“Slow Food is the opposite of fast food. It’s about getting back to growing your own food or knowing the people who grow your food, cooking with your family. Sitting down and enjoying your meal, not eating on the go. It’s about really taking the time to enjoy what you’re eating and realizing that it’s nourishing your body,” said Davis.

“There are Slow Food groups all over the world,” she added. “(The Saskatoon group) sent us over there, and there’s food and drink from all over the world. It was a massive event.”

There were plenty of workshops for the attendees to take part in, and Davis went to one in particular about the Slow Food Youth Movement, which Petrini spoke at.

“He talked about how he feels good leaving the slow food movement in the hands of the youth and all the cool things they’re doing.”

Another session was presented by celebrity chef Jamie Oliver.

Davis said on the trade floor there was representation from every participating country showing off the wares from each part of the world. There were another three areas showcasing three distinct areas of Italy with an emphasis on some of their local products like olive oil and wine.

“There are a lot of things in our food system that are just not right. There are a lot of things that should probably be changed,” said Davis.

The trend away from mass-produced food from factory farms and processing plants is slowly making its way into southeastern Saskatchewan and the Estevan area. The Farmers’ Market has been a Saturday morning staple for years, but another step was taken this summer with the addition of a community garden in the city.

“I would definitely like to start something up in Estevan,” said Davis, who has already approached health-food businesses in the city about creating a local chapter. There are 33 Slow Food chapters across Canada, but Saskatoon is the only one in Saskatchewan.

“A really cool thing that Slow Food does is that they’re really relaxed. You don’t have to have meetings and take minutes. It’s as simple as having a potluck dinner with friends and talking about things you can do,” said Davis, who said groups may have two or three events a year.

One of the things she said the group could do is make Disco Soup, which is made from produce at local grocery stores that is never put on the shelves because it is bruised or showing some other blemish that makes it less desirable to most consumers.

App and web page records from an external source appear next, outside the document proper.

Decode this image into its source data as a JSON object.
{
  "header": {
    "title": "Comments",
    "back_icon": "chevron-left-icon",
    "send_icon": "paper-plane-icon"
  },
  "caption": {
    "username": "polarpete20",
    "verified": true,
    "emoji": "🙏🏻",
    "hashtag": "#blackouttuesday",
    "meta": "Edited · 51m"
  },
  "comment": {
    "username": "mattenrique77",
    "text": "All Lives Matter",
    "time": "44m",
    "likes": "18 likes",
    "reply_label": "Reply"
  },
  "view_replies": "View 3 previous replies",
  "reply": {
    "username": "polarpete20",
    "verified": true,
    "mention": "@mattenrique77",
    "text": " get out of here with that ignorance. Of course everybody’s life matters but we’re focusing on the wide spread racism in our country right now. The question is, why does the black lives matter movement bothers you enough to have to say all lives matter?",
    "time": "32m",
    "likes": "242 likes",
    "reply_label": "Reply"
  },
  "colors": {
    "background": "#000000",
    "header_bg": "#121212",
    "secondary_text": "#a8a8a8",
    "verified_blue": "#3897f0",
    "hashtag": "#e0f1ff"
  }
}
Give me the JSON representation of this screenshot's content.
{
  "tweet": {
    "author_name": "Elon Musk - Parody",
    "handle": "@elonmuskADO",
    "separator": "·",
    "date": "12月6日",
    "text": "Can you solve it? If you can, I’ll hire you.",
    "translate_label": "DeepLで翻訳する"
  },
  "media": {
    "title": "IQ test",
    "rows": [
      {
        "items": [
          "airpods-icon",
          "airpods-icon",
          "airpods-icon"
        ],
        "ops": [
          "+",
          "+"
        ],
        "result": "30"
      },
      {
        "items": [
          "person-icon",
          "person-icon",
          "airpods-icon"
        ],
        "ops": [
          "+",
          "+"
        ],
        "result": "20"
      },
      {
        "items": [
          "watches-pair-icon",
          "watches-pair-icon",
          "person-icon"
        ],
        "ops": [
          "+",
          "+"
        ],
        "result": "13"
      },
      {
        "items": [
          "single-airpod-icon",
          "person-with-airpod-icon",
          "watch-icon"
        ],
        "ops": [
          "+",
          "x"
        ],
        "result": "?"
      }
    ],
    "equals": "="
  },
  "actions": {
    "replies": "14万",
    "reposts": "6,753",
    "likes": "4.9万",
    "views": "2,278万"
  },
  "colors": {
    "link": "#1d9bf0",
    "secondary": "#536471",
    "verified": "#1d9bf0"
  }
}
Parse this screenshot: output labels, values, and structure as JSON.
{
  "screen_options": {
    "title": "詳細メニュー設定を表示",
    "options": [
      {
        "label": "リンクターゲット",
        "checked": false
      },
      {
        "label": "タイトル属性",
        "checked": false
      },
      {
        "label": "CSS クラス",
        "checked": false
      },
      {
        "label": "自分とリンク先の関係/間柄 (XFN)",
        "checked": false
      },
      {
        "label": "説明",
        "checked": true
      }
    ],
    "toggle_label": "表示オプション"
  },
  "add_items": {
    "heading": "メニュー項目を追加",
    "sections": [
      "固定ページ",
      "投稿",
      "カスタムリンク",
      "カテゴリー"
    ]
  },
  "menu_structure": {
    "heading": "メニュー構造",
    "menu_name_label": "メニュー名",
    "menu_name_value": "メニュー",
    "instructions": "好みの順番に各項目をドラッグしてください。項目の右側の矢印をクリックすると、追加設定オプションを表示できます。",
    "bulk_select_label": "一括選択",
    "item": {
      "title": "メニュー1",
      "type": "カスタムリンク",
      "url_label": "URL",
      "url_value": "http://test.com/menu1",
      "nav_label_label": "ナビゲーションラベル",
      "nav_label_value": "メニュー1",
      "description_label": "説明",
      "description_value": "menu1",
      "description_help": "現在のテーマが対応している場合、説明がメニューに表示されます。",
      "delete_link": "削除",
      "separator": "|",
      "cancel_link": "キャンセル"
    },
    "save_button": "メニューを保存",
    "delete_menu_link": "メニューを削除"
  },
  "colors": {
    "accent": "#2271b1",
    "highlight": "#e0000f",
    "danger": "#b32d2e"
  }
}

“It’s edible, but you just don’t see it. They go and they get this food from grocery stores, they cut off the bruised parts and put it in the soup and have a party about it. Everybody who comes gets a free meal and learns about food waste and how, maybe, it’s not so necessary.

“We don’t have a lot of options available yet, but there are a lot of people who are super interested in learning more about their food, getting more connected with what’s on their plate. I do see it as a growing movement in Estevan,” added Davis, who expects it to continue to grow.

Those who are interested in learning more about their food and the Slow Food movement may contact Davis at